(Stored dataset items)
- - - - -

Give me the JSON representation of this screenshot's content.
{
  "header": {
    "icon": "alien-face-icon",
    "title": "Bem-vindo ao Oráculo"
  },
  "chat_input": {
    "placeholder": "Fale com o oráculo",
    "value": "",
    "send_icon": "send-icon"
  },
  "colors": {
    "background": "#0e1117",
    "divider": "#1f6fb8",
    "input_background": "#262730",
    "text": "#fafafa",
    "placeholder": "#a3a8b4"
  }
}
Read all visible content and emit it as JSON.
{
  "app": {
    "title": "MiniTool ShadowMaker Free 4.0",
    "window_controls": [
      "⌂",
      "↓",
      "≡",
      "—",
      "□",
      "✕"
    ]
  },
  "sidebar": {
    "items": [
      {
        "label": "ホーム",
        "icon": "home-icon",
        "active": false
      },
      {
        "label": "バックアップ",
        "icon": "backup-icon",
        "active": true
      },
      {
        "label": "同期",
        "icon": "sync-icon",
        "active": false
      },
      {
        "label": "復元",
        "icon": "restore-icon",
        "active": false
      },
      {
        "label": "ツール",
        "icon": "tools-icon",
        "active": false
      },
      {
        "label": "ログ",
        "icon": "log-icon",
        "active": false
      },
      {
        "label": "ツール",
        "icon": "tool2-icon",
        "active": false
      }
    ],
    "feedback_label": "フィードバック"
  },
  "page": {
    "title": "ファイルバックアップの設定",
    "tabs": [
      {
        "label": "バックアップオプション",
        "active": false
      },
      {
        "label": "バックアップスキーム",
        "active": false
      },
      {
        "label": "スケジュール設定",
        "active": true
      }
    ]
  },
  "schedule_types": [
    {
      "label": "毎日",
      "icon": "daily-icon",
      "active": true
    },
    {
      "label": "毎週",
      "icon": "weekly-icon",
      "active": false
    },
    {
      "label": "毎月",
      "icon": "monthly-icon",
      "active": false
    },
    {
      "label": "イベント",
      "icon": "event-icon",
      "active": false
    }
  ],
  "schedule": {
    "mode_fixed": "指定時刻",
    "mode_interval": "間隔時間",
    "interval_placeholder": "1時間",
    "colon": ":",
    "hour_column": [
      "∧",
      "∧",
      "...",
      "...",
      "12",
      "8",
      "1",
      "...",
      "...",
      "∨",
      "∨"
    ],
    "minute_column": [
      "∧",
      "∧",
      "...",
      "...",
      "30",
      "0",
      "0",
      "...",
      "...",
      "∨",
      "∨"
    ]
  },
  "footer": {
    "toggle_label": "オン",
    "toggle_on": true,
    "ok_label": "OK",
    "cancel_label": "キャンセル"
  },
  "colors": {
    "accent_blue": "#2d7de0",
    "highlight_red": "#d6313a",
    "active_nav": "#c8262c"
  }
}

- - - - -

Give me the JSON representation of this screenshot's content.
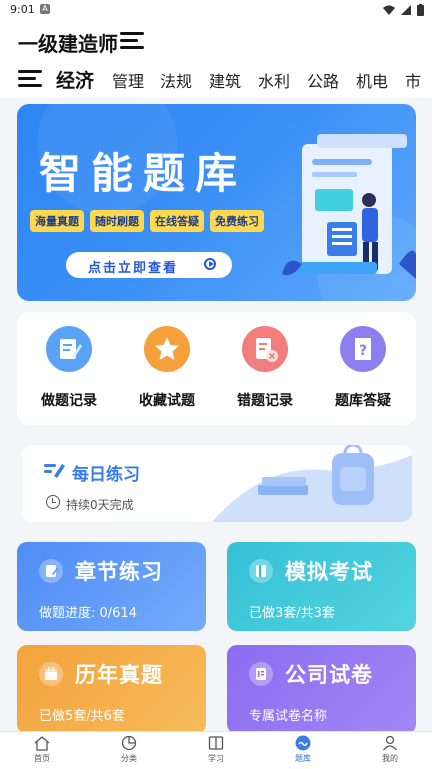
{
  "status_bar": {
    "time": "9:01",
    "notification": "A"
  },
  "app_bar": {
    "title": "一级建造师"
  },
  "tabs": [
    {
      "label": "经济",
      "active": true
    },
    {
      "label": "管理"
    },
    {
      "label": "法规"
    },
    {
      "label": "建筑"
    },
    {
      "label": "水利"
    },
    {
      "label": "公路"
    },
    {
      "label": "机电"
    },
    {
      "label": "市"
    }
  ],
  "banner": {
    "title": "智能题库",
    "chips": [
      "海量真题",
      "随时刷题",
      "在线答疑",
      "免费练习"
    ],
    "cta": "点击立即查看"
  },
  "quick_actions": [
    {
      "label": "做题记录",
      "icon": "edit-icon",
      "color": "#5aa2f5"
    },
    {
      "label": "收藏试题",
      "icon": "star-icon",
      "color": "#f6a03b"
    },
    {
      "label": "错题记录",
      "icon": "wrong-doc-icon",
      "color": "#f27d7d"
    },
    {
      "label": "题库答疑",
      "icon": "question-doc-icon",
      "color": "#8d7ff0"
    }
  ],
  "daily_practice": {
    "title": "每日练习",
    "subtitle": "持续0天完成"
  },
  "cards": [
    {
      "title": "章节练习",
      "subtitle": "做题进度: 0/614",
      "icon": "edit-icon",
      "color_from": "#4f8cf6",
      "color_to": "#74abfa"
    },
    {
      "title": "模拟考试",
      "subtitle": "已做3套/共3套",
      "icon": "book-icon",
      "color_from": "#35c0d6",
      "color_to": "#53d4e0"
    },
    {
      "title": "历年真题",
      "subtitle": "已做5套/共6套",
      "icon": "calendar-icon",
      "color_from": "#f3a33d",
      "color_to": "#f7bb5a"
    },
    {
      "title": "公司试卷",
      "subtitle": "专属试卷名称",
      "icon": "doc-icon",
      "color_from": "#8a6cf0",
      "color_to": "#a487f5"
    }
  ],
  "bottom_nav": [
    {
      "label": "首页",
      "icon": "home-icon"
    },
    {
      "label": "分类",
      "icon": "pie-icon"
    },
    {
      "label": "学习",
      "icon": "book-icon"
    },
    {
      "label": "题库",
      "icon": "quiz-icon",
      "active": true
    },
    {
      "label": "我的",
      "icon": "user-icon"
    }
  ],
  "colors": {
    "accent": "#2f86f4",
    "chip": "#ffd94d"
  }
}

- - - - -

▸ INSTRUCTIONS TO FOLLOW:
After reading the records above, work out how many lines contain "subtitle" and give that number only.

▸ REPLY TO THE EXERCISE:
5